Watch this awesome video about the stress cycle from Dr. Emily Nagoski on how to process the fight-flight-or-freeze response, as well as how it relates to being female in this world, which she details in her new book Burnout: The Secret To Solving the Stress Cycle.
Emotional Whiplash Related to Competing Crises
In relation to the stress response cycle, please consider that as certain stressors start to dissipate (such as again believing in the functioning capability of government) you may experience what I term emotional whiplash. By emotional whiplash, I mean that sometimes when we are floating in a pot of water, if it heats up slowly we might not notice when it’s boiling. But when we take it off the stove and it begins to cool, we may feel like we’re flipping out, not realizing quite how bad it was as it roared toward boiling.
How to Fight Emotional Whiplash
If you feel reverberations of emotional whiplash in the coming days, weeks, or months, please consider the following:
Be patient with yourself
It’s normal to feel stressed (including fatigue, physical illness, sadness, apathy) when things begin to return to “normal.” You’re emerging from a persistent state of stress.
Actively and consciously take care of yourself
How can you make your body feel safe, comfortable, and calm? Be creative.
Reframe negative thoughts to be more positive
For example, consider the strength and resiliency you have developed over the past year. That strength won’t disappear–you can utilize the resilience you gained for the rest of your life, including this moment.
Connect with others to share processing what happened for the past year
Focus on being true to yourself when you talk with others about your experience. Practice being a good listener by hearing others out.
Recognize that you may feel like you could have handled things better
Remind yourself that you (and the whole country) were being pummeled with stress. You were doing the best you could with the tools you had.
Utilize mindfulness and meditation to help calm your mind from buzzing in anxiety and rumination
Consider the app Insight Timer as one option to access meditation at your fingertips.
Remember that you’re human!
Embrace the imperfections of life, and focus your energy on healing and connection.
Dr. Nagoski was also interviewed by Dr. Brené Brown on Brown’s Podcast Unlocking Us. Click here to listen.
Additional Read: Importance of Holistic Wellness in Mood Management
Something it brings me solace is thinking of the pure power and resiliency of the human body.

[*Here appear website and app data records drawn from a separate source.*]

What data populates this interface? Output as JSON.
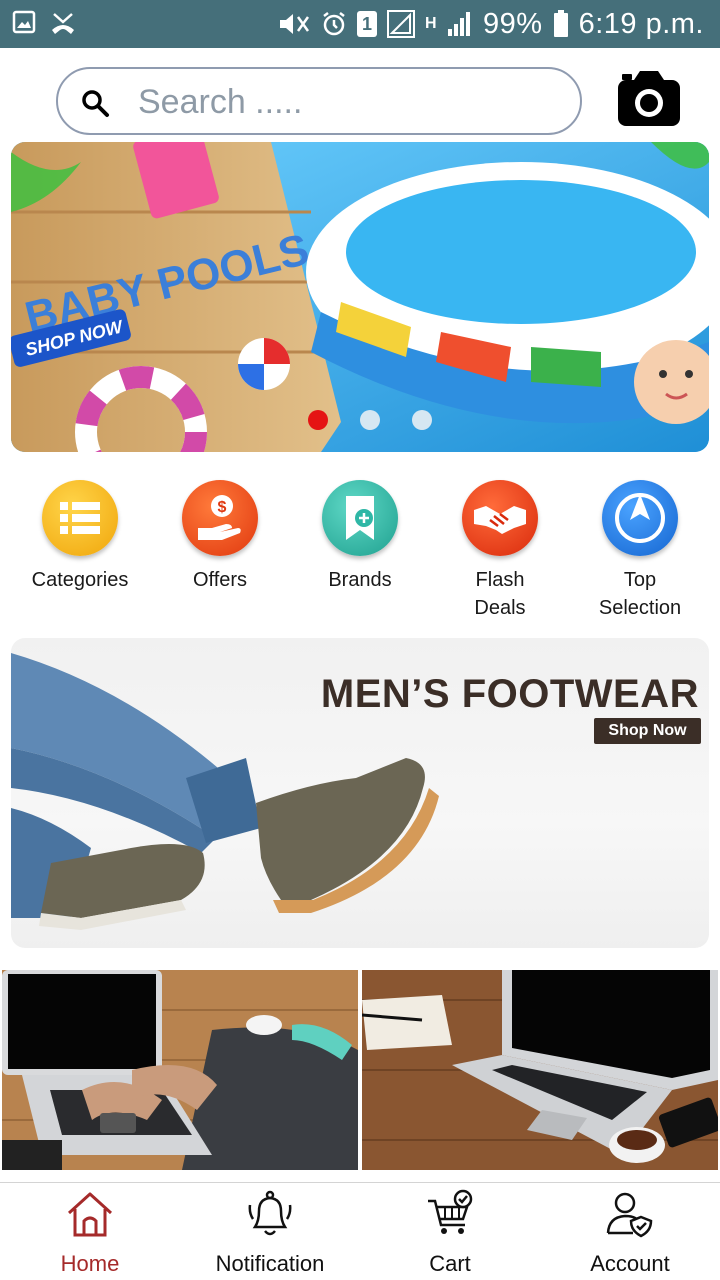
{
  "status_bar": {
    "battery_percent": "99%",
    "time": "6:19 p.m.",
    "sim_slot": "1",
    "network_type": "H",
    "icons": [
      "gallery-icon",
      "missed-call-icon",
      "mute-icon",
      "alarm-icon",
      "sim-icon",
      "signal-icon",
      "battery-icon"
    ]
  },
  "search": {
    "placeholder": "Search .....",
    "value": "",
    "icon": "search-icon",
    "camera_icon": "camera-icon"
  },
  "hero_banner": {
    "title_text": "BABY POOLS",
    "cta_text": "SHOP NOW",
    "slide_count": 3,
    "active_slide": 1
  },
  "quick_links": [
    {
      "label": "Categories",
      "icon": "list-icon",
      "color": "#f5b21a"
    },
    {
      "label": "Offers",
      "icon": "dollar-hand-icon",
      "color": "#ee4a1c"
    },
    {
      "label": "Brands",
      "icon": "bookmark-plus-icon",
      "color": "#2fb7a6"
    },
    {
      "label_line1": "Flash",
      "label_line2": "Deals",
      "icon": "handshake-icon",
      "color": "#f2421a"
    },
    {
      "label_line1": "Top",
      "label_line2": "Selection",
      "icon": "compass-icon",
      "color": "#1f7de0"
    }
  ],
  "promo_banner": {
    "title": "MEN’S FOOTWEAR",
    "cta": "Shop Now"
  },
  "product_tiles": [
    {
      "image": "laptop-typing-photo"
    },
    {
      "image": "laptop-on-desk-photo"
    }
  ],
  "bottom_nav": {
    "items": [
      {
        "label": "Home",
        "icon": "home-icon",
        "active": true
      },
      {
        "label": "Notification",
        "icon": "bell-icon",
        "active": false
      },
      {
        "label": "Cart",
        "icon": "cart-icon",
        "active": false
      },
      {
        "label": "Account",
        "icon": "account-icon",
        "active": false
      }
    ],
    "active_color": "#a52a2a"
  },
  "colors": {
    "status_bar": "#456f7a",
    "search_border": "#8f9bb0",
    "active_dot": "#e51414",
    "promo_text": "#3b2e27"
  }
}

And let me be clear, the collective trauma and threat of the virus are absolute, 100% real. In addition, I think that coming back to our instinctive, Homosapien sense of resiliency can help us through troubled times.
There are lots of therapy tips and tricks to do this (see other and future blog posts), but for now I ask you to close your eyes, take a deep breath, and channel the resiliency that we all have within us.
Tell yourself: I am a nomad who can survive everything that comes my way, including terrifying threats. This pain, this terror, this stress will eventually end. And although I don’t know when it will end (let go of expectations, that will make you feel worse), I do know, it will end.
Final note: if you’re feeling overwhelmed during this time and you recognize that it’s affecting you, don’t hesitate to reach out. Perhaps stress, anxiety, or sadness are affecting your work, relationships, or sense of self. Therapists can help you process stressors in your life, gain insight, and build skills to live a better life.
What would you like to hear about from our therapists? What are you looking for guidance with? At Best Therapies, we are committed to trying to help as many people as we can, because folks need it, right now. Write to us, and we will use your thoughts for future blog posts. Be well.